AFTER WORKOUT: Here is where you can stay in fat burning mode a little longer. If you delay eating carbs immediately after your workout for another 30-60 minutes you will be fine and actually still be using fat as your primary energy source. Throughout the next several hours of the day your metabolism will be higher thus burning more calories than having NOT exercised that morning. After a while, you will need to eat good carbohydrates (fruits and vegetables) and a protein serving to recover from the workout. Limit the carbohydrates in a day and try to eliminate sugar. Find what carbs and proteins work best for you and your energy requirements for the day (work, home, kids, etc). For a quick fix and in replacement of food in a pinch, you may choose to have some whey protein powder in milk. You still need to prepare for the next workout session by eating something even though you are trying to lose weight.

BEFORE WORKOUT: If you are working out to lose weight and get healthier, depending on your workout intensity, you may not need to have a pre-workout meal. (If your goal is to get into fat burning mode, the fewer carbs you eat prior to workout will decrease the amount of time and effort required to get into that fat burning and low glycogen mode). If you like to work out immediately after you wake up, you are at your lowest in blood sugar for the day. Now is the time to take a short burst of intense exercise then follow it with what is called conversational paced cardio. If you can talk and be a little winded you are in prime fat burning zone.

DURING WORKOUT: Unless you are working out for extended periods of time to get used to 8-10 hours of some sort of specialized training, food intake during normal hour long (or shorter) workouts is not needed. Just drink water to stay hydrated and if you are sweating profusely in the humid, summer heat you should follow with a serving or two of electrolytes to replace what you lose while sweating.

 

Here are some great ideas for protein, carbs, and fats:

Carbohydrate Options: Multi grain breads and pastas, brown rice, cereals, good carbs like vegetables (romaine lettuce, broccoli, asparagus, carrots), and fruits, (tomatoes, strawberries, apples, berries, oranges, grapes, and bananas ) make great carbohydrates for energy. Stay away from white breads, pastas, rice and any flour baked products. Sugar is your killer – eliminate or at the minimum reduce sugary drinks and replace them with water and unsweetened drinks.

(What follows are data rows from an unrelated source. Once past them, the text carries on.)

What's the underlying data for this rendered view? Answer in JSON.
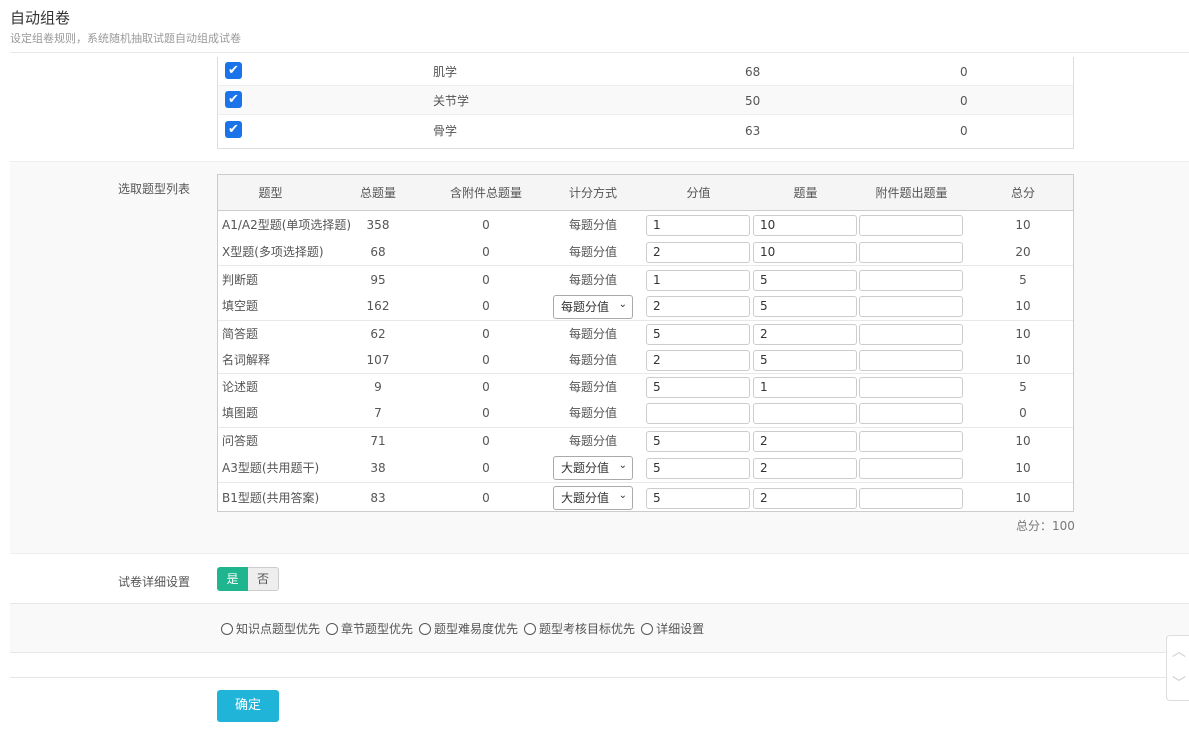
{
  "header": {
    "title": "自动组卷",
    "subtitle": "设定组卷规则，系统随机抽取试题自动组成试卷"
  },
  "chapters": [
    {
      "name": "肌学",
      "count": "68",
      "attach": "0",
      "checked": true
    },
    {
      "name": "关节学",
      "count": "50",
      "attach": "0",
      "checked": true
    },
    {
      "name": "骨学",
      "count": "63",
      "attach": "0",
      "checked": true
    }
  ],
  "question_types": {
    "label": "选取题型列表",
    "headers": [
      "题型",
      "总题量",
      "含附件总题量",
      "计分方式",
      "分值",
      "题量",
      "附件题出题量",
      "总分"
    ],
    "rows": [
      {
        "type": "A1/A2型题(单项选择题)",
        "total": "358",
        "attach": "0",
        "method": "每题分值",
        "dropdown": false,
        "score": "1",
        "qty": "10",
        "attach_qty": "",
        "sum": "10"
      },
      {
        "type": "X型题(多项选择题)",
        "total": "68",
        "attach": "0",
        "method": "每题分值",
        "dropdown": false,
        "score": "2",
        "qty": "10",
        "attach_qty": "",
        "sum": "20"
      },
      {
        "type": "判断题",
        "total": "95",
        "attach": "0",
        "method": "每题分值",
        "dropdown": false,
        "score": "1",
        "qty": "5",
        "attach_qty": "",
        "sum": "5"
      },
      {
        "type": "填空题",
        "total": "162",
        "attach": "0",
        "method": "每题分值",
        "dropdown": true,
        "score": "2",
        "qty": "5",
        "attach_qty": "",
        "sum": "10"
      },
      {
        "type": "简答题",
        "total": "62",
        "attach": "0",
        "method": "每题分值",
        "dropdown": false,
        "score": "5",
        "qty": "2",
        "attach_qty": "",
        "sum": "10"
      },
      {
        "type": "名词解释",
        "total": "107",
        "attach": "0",
        "method": "每题分值",
        "dropdown": false,
        "score": "2",
        "qty": "5",
        "attach_qty": "",
        "sum": "10"
      },
      {
        "type": "论述题",
        "total": "9",
        "attach": "0",
        "method": "每题分值",
        "dropdown": false,
        "score": "5",
        "qty": "1",
        "attach_qty": "",
        "sum": "5"
      },
      {
        "type": "填图题",
        "total": "7",
        "attach": "0",
        "method": "每题分值",
        "dropdown": false,
        "score": "",
        "qty": "",
        "attach_qty": "",
        "sum": "0"
      },
      {
        "type": "问答题",
        "total": "71",
        "attach": "0",
        "method": "每题分值",
        "dropdown": false,
        "score": "5",
        "qty": "2",
        "attach_qty": "",
        "sum": "10"
      },
      {
        "type": "A3型题(共用题干)",
        "total": "38",
        "attach": "0",
        "method": "大题分值",
        "dropdown": true,
        "score": "5",
        "qty": "2",
        "attach_qty": "",
        "sum": "10"
      },
      {
        "type": "B1型题(共用答案)",
        "total": "83",
        "attach": "0",
        "method": "大题分值",
        "dropdown": true,
        "score": "5",
        "qty": "2",
        "attach_qty": "",
        "sum": "10"
      }
    ],
    "total_note": "总分：100"
  },
  "detail_settings": {
    "label": "试卷详细设置",
    "yes": "是",
    "no": "否",
    "selected": "是"
  },
  "priority_options": [
    "知识点题型优先",
    "章节题型优先",
    "题型难易度优先",
    "题型考核目标优先",
    "详细设置"
  ],
  "confirm_label": "确定",
  "icons": {
    "check": "check-icon",
    "dropdown": "chevron-down-icon",
    "scroll_up": "chevron-up-icon",
    "scroll_down": "chevron-down-icon"
  },
  "colors": {
    "checkbox": "#1a73e8",
    "toggle_on": "#1fb58f",
    "confirm": "#1fb4d8"
  }
}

Protein Options: Meats, fish, chicken, eggs, nuts, almonds, beans, milk, milk shakes with additional whey protein powder (optional), peanut butter.Try eating boiled eggs and salads in between meals during snack time, or have a few servings with a main course of meat or fish for a good balance of plant and animal protein.

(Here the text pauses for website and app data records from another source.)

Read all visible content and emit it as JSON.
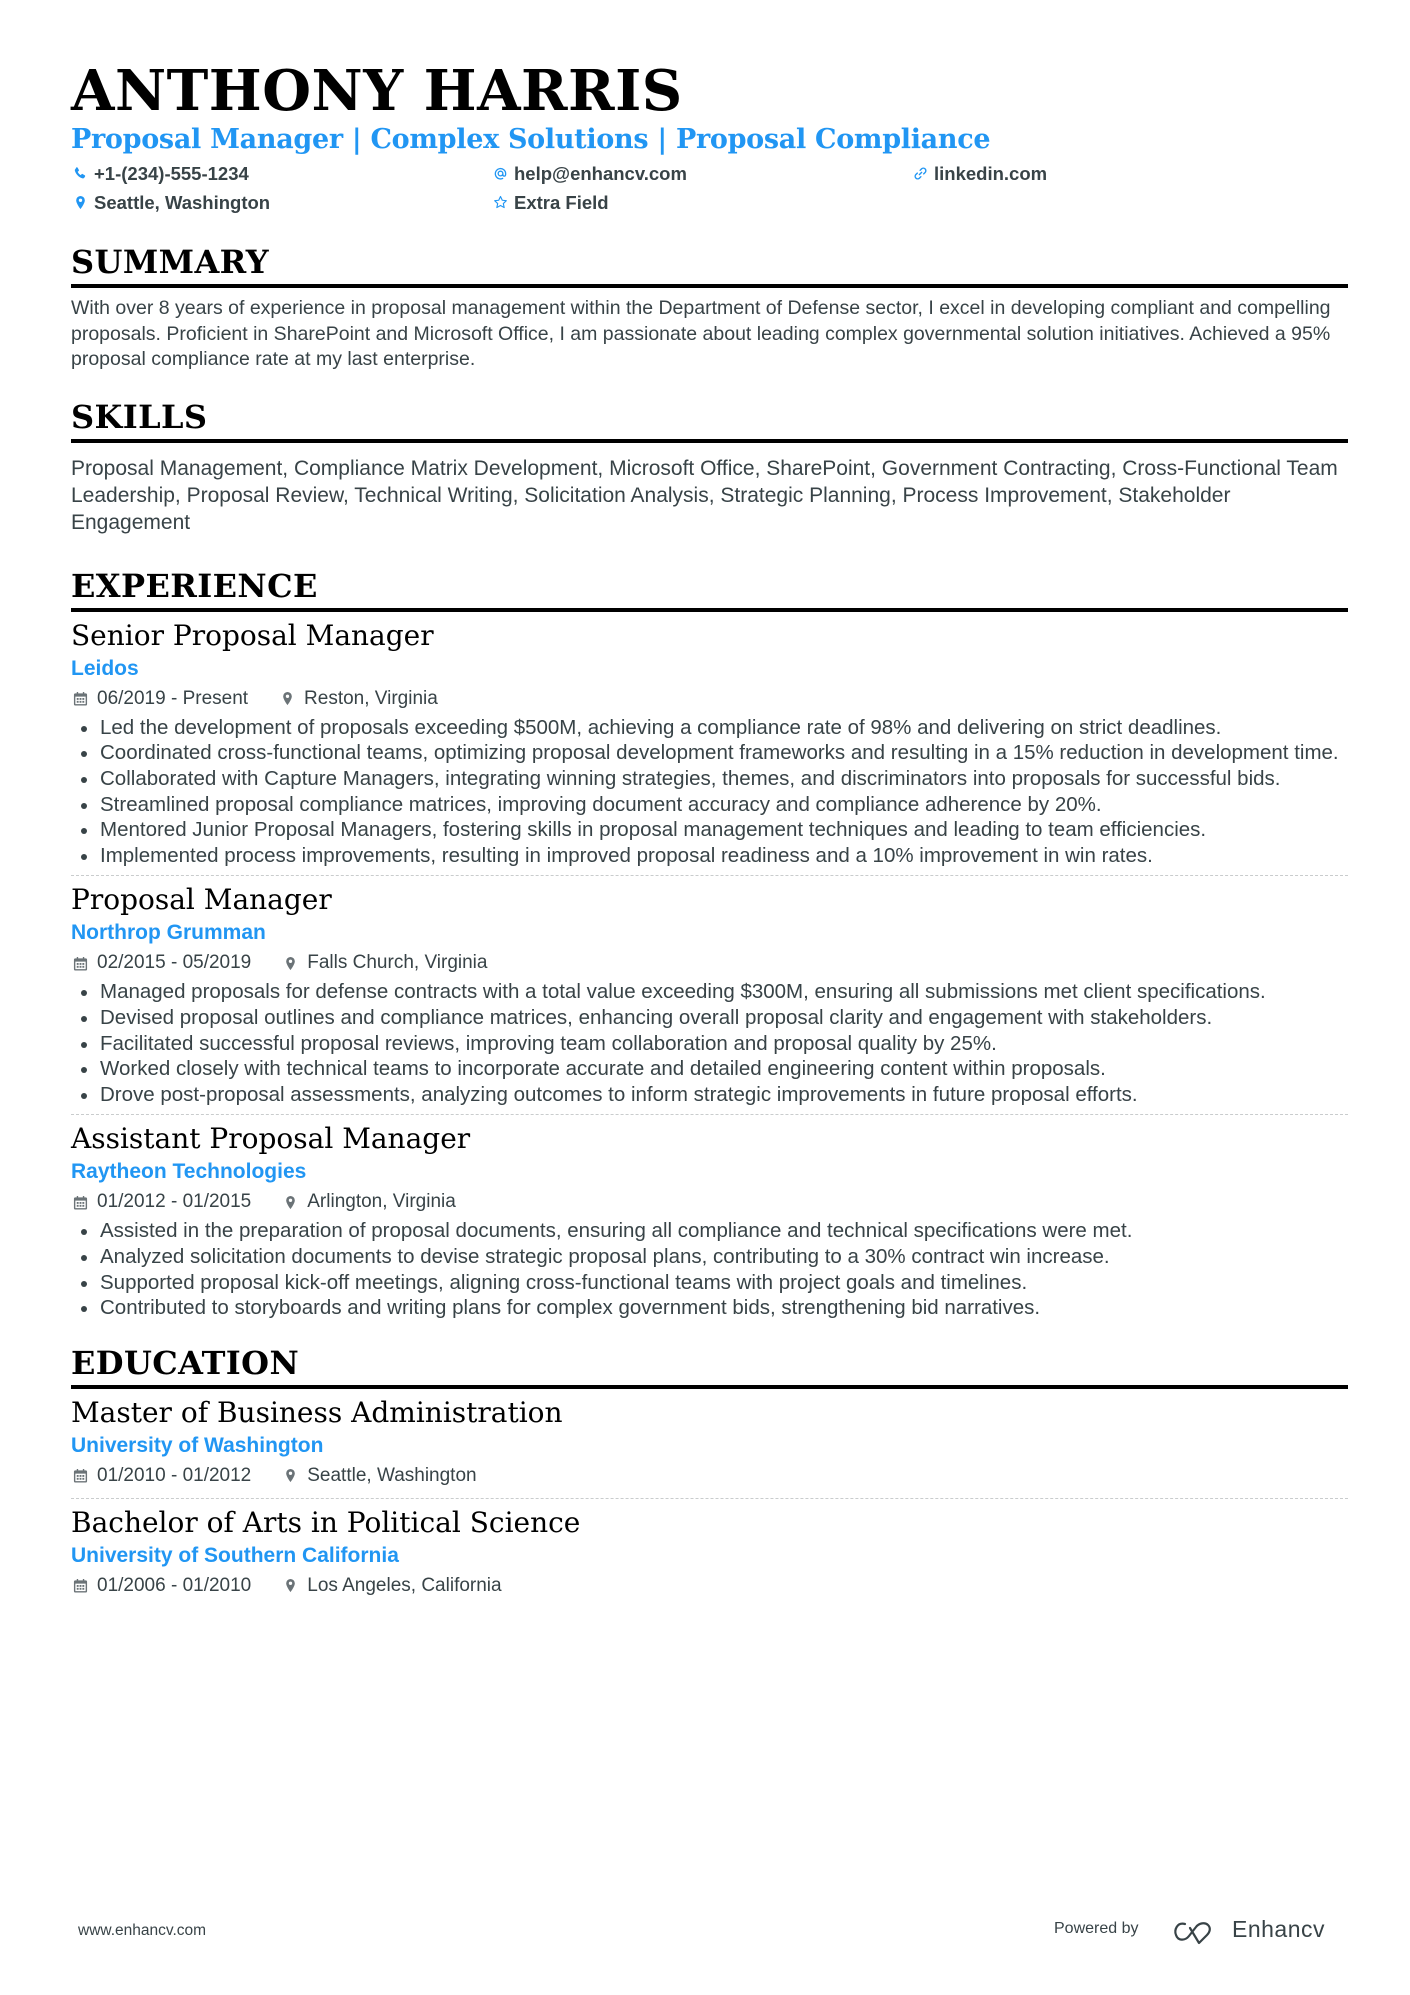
{
  "header": {
    "name": "ANTHONY HARRIS",
    "subtitle": "Proposal Manager | Complex Solutions | Proposal Compliance",
    "accent_color": "#2196f3",
    "contacts": [
      {
        "icon": "phone-icon",
        "text": "+1-(234)-555-1234"
      },
      {
        "icon": "at-icon",
        "text": "help@enhancv.com"
      },
      {
        "icon": "link-icon",
        "text": "linkedin.com"
      },
      {
        "icon": "location-pin-icon",
        "text": "Seattle, Washington"
      },
      {
        "icon": "star-icon",
        "text": "Extra Field"
      }
    ]
  },
  "summary": {
    "title": "SUMMARY",
    "text": "With over 8 years of experience in proposal management within the Department of Defense sector, I excel in developing compliant and compelling proposals. Proficient in SharePoint and Microsoft Office, I am passionate about leading complex governmental solution initiatives. Achieved a 95% proposal compliance rate at my last enterprise."
  },
  "skills": {
    "title": "SKILLS",
    "text": "Proposal Management, Compliance Matrix Development, Microsoft Office, SharePoint, Government Contracting, Cross-Functional Team Leadership, Proposal Review, Technical Writing, Solicitation Analysis, Strategic Planning, Process Improvement, Stakeholder Engagement"
  },
  "experience": {
    "title": "EXPERIENCE",
    "jobs": [
      {
        "title": "Senior Proposal Manager",
        "company": "Leidos",
        "dates": "06/2019 - Present",
        "location": "Reston, Virginia",
        "bullets": [
          "Led the development of proposals exceeding $500M, achieving a compliance rate of 98% and delivering on strict deadlines.",
          "Coordinated cross-functional teams, optimizing proposal development frameworks and resulting in a 15% reduction in development time.",
          "Collaborated with Capture Managers, integrating winning strategies, themes, and discriminators into proposals for successful bids.",
          "Streamlined proposal compliance matrices, improving document accuracy and compliance adherence by 20%.",
          "Mentored Junior Proposal Managers, fostering skills in proposal management techniques and leading to team efficiencies.",
          "Implemented process improvements, resulting in improved proposal readiness and a 10% improvement in win rates."
        ]
      },
      {
        "title": "Proposal Manager",
        "company": "Northrop Grumman",
        "dates": "02/2015 - 05/2019",
        "location": "Falls Church, Virginia",
        "bullets": [
          "Managed proposals for defense contracts with a total value exceeding $300M, ensuring all submissions met client specifications.",
          "Devised proposal outlines and compliance matrices, enhancing overall proposal clarity and engagement with stakeholders.",
          "Facilitated successful proposal reviews, improving team collaboration and proposal quality by 25%.",
          "Worked closely with technical teams to incorporate accurate and detailed engineering content within proposals.",
          "Drove post-proposal assessments, analyzing outcomes to inform strategic improvements in future proposal efforts."
        ]
      },
      {
        "title": "Assistant Proposal Manager",
        "company": "Raytheon Technologies",
        "dates": "01/2012 - 01/2015",
        "location": "Arlington, Virginia",
        "bullets": [
          "Assisted in the preparation of proposal documents, ensuring all compliance and technical specifications were met.",
          "Analyzed solicitation documents to devise strategic proposal plans, contributing to a 30% contract win increase.",
          "Supported proposal kick-off meetings, aligning cross-functional teams with project goals and timelines.",
          "Contributed to storyboards and writing plans for complex government bids, strengthening bid narratives."
        ]
      }
    ]
  },
  "education": {
    "title": "EDUCATION",
    "items": [
      {
        "degree": "Master of Business Administration",
        "school": "University of Washington",
        "dates": "01/2010 - 01/2012",
        "location": "Seattle, Washington"
      },
      {
        "degree": "Bachelor of Arts in Political Science",
        "school": "University of Southern California",
        "dates": "01/2006 - 01/2010",
        "location": "Los Angeles, California"
      }
    ]
  },
  "footer": {
    "url": "www.enhancv.com",
    "powered_by": "Powered by",
    "brand": "Enhancv"
  }
}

Fat Options: Fish, nuts, olive oils, omega 3 fortified products (milk, margarine, peanut butter).

 

The ABD’s of HYDRATION

Anyone who works out needs to hydrate during workouts to stay cool and avoid over-heating and/or dehydration especially during excessively sweaty workouts, but you also need to add electrolytes (sodium potassium, magnesium, calcium as well.) Foods rich in many of these elements are essential to your recovery from significant water and electrolyte loss. Read How to Recover Fast from Hazy, Hot and Humid Workouts for tips on staying hydrated.

 

STUART FISCHER, M.D., a graduate of Yale University, completed his residency at Maimonides Hospital in Brooklyn, and served as an Attending Physician at Cabrini Medical Center in New York City. He also worked with the late Dr. Robert Atkins as the Associate Medical Director of the Atkins Center. His expertise in alternative medicine, nutrition, and weight loss, is complemented by his strong traditional, hospital-based education. He is the author of The Little Book of Big Medical Emergencies and The Park Avenue Diet.